The call for a Green Revolution in Africa is not new, but up until now, the prospects of bringing it about did not seem realistic. However, recent programmes undertaken by the Aga Khan Foundation in Madagascar have shown that the combination of traditional local knowledge and best international practices can create a green revolution in a rice-growing area of northern Madagascar. Rice yields have risen 100 percent on average and as high as 600 percent in the plots of some pilot farmers. In a country where 80 percent of rural households are involved in rice production, these gains hold considerable promise.
The key appears to have been to avoid the prescriptive approach and, rather, to offer a “toolkit” from which farmers can borrow while experimenting on a 10 square-metre plot. The toolkit included information about seed, fertilizers and water management. The farmers were able to adopt techniques at their discretion. In this way, farmers were able to combine local knowledge with experimentation that led to new techniques better adapted to local conditions.

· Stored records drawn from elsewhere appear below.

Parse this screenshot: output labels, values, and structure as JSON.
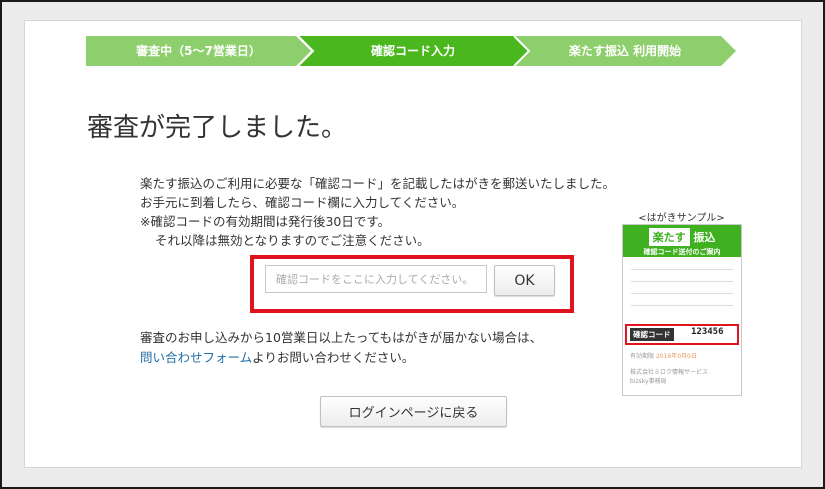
{
  "steps": [
    {
      "label": "審査中（5～7営業日）",
      "state": "done"
    },
    {
      "label": "確認コード入力",
      "state": "active"
    },
    {
      "label": "楽たす振込 利用開始",
      "state": "todo"
    }
  ],
  "colors": {
    "step_done": "#8dcf6c",
    "step_active": "#4bb71f",
    "step_todo": "#8dcf6c",
    "highlight": "#e0141e",
    "link": "#1f6ea8"
  },
  "page_title": "審査が完了しました。",
  "message": {
    "line1": "楽たす振込のご利用に必要な「確認コード」を記載したはがきを郵送いたしました。",
    "line2": "お手元に到着したら、確認コード欄に入力してください。",
    "line3": "※確認コードの有効期間は発行後30日です。",
    "line4": "それ以降は無効となりますのでご注意ください。"
  },
  "code_form": {
    "placeholder": "確認コードをここに入力してください。",
    "value": "",
    "ok_label": "OK"
  },
  "note": {
    "line1": "審査のお申し込みから10営業日以上たってもはがきが届かない場合は、",
    "link_text": "問い合わせフォーム",
    "line2_rest": "よりお問い合わせください。"
  },
  "login_button": "ログインページに戻る",
  "sample": {
    "caption": "<はがきサンプル>",
    "brand_box": "楽たす",
    "brand_rest": "振込",
    "subtitle": "確認コード送付のご案内",
    "code_label": "確認コード",
    "code_value": "123456",
    "expiry_label": "有効期限",
    "expiry_value": "2016年0月0日",
    "company1": "株式会社ミロク情報サービス",
    "company2": "bizsky事務局"
  }
}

In 2006, average yields were more than 100 percent higher in fields where selected practices were adopted. Neighbouring farmers outside the pilot group have already started “borrowing” certain techniques, such as planting in rows. The programme is now training farmers from the pilot groups to become facilitators of the training sessions so that they can share their knowledge and experience.